Dariana Gomez, Flavia Barbosa. Lake Forest College, Lake Forest, IL, United States

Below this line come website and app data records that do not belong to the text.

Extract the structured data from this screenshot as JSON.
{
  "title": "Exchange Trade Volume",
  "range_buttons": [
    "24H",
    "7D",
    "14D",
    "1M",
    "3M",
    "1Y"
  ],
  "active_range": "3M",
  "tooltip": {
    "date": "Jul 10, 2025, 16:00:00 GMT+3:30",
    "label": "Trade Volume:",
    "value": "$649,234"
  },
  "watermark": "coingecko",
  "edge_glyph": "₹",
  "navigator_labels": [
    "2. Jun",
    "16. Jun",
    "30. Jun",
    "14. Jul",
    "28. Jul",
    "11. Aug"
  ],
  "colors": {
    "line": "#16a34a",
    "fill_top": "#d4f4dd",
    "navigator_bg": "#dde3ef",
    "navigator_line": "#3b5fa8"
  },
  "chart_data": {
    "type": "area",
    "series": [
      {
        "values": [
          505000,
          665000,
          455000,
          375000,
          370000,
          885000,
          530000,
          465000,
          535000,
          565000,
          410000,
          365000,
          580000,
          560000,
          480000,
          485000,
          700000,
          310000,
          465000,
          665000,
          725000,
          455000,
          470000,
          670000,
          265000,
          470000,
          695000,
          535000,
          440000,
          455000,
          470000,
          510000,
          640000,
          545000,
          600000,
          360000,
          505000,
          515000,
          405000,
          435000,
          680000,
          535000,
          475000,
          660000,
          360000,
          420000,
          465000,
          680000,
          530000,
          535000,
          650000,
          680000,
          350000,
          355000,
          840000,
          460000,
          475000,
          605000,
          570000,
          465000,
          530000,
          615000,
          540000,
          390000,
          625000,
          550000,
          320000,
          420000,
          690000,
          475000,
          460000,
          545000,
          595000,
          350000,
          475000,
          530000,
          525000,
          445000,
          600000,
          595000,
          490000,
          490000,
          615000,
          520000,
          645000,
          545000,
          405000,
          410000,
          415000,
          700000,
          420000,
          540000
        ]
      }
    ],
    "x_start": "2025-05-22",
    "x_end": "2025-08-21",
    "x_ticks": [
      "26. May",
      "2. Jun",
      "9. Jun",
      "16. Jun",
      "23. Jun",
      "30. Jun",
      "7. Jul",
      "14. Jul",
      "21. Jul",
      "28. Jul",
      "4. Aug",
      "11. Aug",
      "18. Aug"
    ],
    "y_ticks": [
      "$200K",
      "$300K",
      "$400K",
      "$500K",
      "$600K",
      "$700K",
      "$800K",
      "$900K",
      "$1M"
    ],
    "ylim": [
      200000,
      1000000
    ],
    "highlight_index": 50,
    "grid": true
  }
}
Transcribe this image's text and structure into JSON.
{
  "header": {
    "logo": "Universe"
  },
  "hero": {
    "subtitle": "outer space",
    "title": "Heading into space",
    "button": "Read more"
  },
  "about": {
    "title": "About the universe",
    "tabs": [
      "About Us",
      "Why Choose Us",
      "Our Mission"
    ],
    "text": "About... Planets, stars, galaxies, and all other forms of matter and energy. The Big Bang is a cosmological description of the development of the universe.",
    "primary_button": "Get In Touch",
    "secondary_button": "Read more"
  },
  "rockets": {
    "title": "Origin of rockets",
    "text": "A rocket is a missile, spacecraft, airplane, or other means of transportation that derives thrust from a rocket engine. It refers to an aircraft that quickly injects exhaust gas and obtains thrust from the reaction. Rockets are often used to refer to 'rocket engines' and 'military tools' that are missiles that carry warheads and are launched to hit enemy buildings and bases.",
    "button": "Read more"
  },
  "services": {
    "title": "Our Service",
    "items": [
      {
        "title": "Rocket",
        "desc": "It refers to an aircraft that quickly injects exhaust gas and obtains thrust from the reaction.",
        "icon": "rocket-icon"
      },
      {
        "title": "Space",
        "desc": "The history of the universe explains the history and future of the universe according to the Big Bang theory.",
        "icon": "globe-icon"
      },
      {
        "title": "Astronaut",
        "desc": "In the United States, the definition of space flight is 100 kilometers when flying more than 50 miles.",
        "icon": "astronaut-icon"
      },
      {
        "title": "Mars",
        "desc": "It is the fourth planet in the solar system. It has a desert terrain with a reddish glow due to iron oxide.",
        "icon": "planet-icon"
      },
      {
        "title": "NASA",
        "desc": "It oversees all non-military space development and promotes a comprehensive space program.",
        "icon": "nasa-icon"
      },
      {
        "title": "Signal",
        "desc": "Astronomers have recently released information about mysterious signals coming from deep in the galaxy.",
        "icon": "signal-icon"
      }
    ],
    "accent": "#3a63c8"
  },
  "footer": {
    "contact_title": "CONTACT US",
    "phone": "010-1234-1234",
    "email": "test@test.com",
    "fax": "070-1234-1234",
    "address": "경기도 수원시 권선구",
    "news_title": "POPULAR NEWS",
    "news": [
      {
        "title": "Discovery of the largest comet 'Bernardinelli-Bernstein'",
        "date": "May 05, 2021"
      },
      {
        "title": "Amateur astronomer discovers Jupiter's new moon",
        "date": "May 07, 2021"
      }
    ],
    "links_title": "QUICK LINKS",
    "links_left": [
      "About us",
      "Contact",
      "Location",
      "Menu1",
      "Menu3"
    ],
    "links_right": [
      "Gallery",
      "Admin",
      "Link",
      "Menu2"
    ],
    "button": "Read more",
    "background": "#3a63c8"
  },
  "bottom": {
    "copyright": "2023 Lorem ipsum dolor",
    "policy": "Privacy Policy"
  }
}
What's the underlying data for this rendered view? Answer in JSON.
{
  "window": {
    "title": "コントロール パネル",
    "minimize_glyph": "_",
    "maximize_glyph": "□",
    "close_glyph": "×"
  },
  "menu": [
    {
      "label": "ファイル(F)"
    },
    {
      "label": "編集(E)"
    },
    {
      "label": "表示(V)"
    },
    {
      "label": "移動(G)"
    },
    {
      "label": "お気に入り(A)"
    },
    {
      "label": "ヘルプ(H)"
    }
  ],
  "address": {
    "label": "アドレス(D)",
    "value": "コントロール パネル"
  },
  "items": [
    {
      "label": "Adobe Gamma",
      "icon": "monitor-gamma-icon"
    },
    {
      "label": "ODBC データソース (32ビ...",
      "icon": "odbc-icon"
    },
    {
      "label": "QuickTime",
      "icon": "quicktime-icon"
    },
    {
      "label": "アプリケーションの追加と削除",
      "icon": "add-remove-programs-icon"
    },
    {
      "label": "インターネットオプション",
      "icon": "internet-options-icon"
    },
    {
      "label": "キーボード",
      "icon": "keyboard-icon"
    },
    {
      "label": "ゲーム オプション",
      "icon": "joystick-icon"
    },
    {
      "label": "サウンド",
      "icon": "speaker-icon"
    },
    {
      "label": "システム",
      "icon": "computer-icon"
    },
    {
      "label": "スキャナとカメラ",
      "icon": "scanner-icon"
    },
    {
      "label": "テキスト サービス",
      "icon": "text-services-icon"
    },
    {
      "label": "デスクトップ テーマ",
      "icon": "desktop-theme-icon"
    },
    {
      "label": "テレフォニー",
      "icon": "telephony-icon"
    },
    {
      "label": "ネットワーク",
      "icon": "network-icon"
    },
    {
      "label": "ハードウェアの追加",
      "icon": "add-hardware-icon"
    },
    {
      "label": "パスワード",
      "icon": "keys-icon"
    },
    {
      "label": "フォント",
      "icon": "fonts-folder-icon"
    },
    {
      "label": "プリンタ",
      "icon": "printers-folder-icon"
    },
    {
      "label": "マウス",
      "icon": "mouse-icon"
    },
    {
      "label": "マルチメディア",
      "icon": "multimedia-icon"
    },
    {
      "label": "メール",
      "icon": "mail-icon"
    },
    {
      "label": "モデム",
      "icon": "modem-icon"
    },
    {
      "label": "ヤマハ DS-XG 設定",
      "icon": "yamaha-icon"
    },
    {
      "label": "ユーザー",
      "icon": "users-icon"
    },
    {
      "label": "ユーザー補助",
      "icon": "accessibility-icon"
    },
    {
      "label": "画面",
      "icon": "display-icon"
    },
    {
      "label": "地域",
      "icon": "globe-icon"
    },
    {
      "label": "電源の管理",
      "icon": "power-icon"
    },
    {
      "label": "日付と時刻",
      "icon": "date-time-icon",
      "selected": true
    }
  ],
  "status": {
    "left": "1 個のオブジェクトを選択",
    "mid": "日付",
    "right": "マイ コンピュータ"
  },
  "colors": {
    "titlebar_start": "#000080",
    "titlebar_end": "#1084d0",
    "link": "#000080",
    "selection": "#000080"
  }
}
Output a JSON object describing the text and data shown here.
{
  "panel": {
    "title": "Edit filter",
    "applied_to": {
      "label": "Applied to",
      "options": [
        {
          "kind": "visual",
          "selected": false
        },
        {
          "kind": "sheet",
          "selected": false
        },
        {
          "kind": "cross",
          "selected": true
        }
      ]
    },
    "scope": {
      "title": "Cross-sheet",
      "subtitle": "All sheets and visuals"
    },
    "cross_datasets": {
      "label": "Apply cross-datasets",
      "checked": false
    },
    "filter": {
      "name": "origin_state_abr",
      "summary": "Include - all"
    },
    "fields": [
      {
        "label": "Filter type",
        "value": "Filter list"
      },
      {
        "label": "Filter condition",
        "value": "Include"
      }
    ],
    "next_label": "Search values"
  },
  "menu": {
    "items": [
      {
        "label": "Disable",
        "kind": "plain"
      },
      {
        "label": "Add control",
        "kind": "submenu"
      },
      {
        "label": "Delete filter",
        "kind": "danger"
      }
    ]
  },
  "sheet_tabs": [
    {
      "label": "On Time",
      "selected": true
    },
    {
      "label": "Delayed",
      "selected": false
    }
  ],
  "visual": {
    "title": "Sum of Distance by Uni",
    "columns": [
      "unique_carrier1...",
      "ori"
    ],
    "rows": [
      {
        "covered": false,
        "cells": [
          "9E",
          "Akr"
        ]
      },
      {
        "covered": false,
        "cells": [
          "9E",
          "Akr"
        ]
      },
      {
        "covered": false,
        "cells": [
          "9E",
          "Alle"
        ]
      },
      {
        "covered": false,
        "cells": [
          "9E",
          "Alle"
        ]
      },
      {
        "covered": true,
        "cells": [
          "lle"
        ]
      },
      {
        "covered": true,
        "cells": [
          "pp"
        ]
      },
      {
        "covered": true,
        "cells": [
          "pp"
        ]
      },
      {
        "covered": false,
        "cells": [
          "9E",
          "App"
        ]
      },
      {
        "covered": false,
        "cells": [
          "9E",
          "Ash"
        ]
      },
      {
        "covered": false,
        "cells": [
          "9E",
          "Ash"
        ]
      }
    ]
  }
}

Even though female mate choice is widespread among animals, we still lack a full understanding of the fitness value of female mating preferences in species where females do not gain direct benefits from mates. Males of the lesser waxmoth Achroia grisella produce ultrasonic signals to attract females, and females prefer signals with faster pulse rates. However, it is not known whether females benefit from mating with more attractive males. We hypothesize that females may benefit by a number of non-mutually-exclusive mechanisms: (1) producing more offspring, (2) producing more attractive male offspring, (3) producing more fecund female offspring, and (4) producing offspring with a male-biased sex ratio. We tested this by mating females with males varying in attractiveness and allowing them to oviposit and the offspring to develop to adults. We then looked at the relationship between the father’s attractiveness and the number, mass, and sex ratio of his offspring. Overall, we found no evidence that females benefit from mating with more attractive males in lesser waxmoths, and we suggest the sensory bias hypothesis as a potential explanation for our results.